§ PROMPT: In your copy, drop the images and return each record exactly as it stands.

── RECORD SET

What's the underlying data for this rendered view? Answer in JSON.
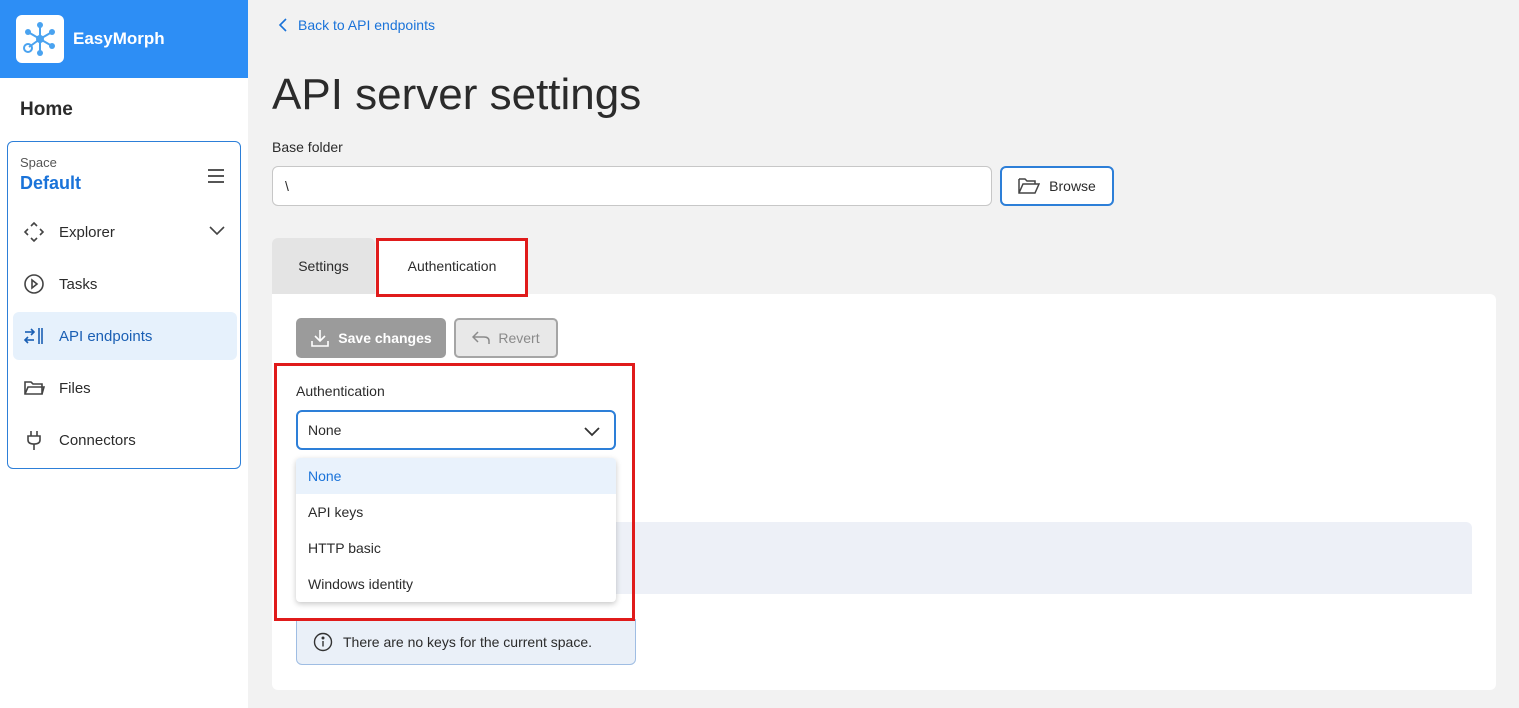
{
  "brand": {
    "name": "EasyMorph",
    "logo_icon": "easymorph-logo-icon",
    "color": "#2d8ef5"
  },
  "sidebar": {
    "home_label": "Home",
    "space": {
      "label": "Space",
      "name": "Default"
    },
    "items": [
      {
        "label": "Explorer",
        "icon": "explorer-icon"
      },
      {
        "label": "Tasks",
        "icon": "play-circle-icon"
      },
      {
        "label": "API endpoints",
        "icon": "api-arrows-icon",
        "active": true
      },
      {
        "label": "Files",
        "icon": "folder-icon"
      },
      {
        "label": "Connectors",
        "icon": "plug-icon"
      }
    ]
  },
  "header": {
    "back_link": "Back to API endpoints",
    "title": "API server settings"
  },
  "base_folder": {
    "label": "Base folder",
    "value": "\\",
    "browse_label": "Browse"
  },
  "tabs": [
    {
      "label": "Settings"
    },
    {
      "label": "Authentication",
      "active": true
    }
  ],
  "toolbar": {
    "save_label": "Save changes",
    "revert_label": "Revert"
  },
  "authentication": {
    "label": "Authentication",
    "selected": "None",
    "options": [
      "None",
      "API keys",
      "HTTP basic",
      "Windows identity"
    ]
  },
  "info": {
    "message": "There are no keys for the current space."
  },
  "colors": {
    "accent": "#2d7fd8",
    "highlight": "#e01b1b"
  }
}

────

§ EXPECTED OUTPUT:
What's the underlying data for this rendered view? Answer in JSON.
{
  "brand": {
    "name": "EasyMorph",
    "logo_icon": "easymorph-logo-icon",
    "color": "#2d8ef5"
  },
  "sidebar": {
    "home_label": "Home",
    "space": {
      "label": "Space",
      "name": "Default"
    },
    "items": [
      {
        "label": "Explorer",
        "icon": "explorer-icon"
      },
      {
        "label": "Tasks",
        "icon": "play-circle-icon"
      },
      {
        "label": "API endpoints",
        "icon": "api-arrows-icon",
        "active": true
      },
      {
        "label": "Files",
        "icon": "folder-icon"
      },
      {
        "label": "Connectors",
        "icon": "plug-icon"
      }
    ]
  },
  "header": {
    "back_link": "Back to API endpoints",
    "title": "API server settings"
  },
  "base_folder": {
    "label": "Base folder",
    "value": "\\",
    "browse_label": "Browse"
  },
  "tabs": [
    {
      "label": "Settings"
    },
    {
      "label": "Authentication",
      "active": true
    }
  ],
  "toolbar": {
    "save_label": "Save changes",
    "revert_label": "Revert"
  },
  "authentication": {
    "label": "Authentication",
    "selected": "None",
    "options": [
      "None",
      "API keys",
      "HTTP basic",
      "Windows identity"
    ]
  },
  "info": {
    "message": "There are no keys for the current space."
  },
  "colors": {
    "accent": "#2d7fd8",
    "highlight": "#e01b1b"
  }
}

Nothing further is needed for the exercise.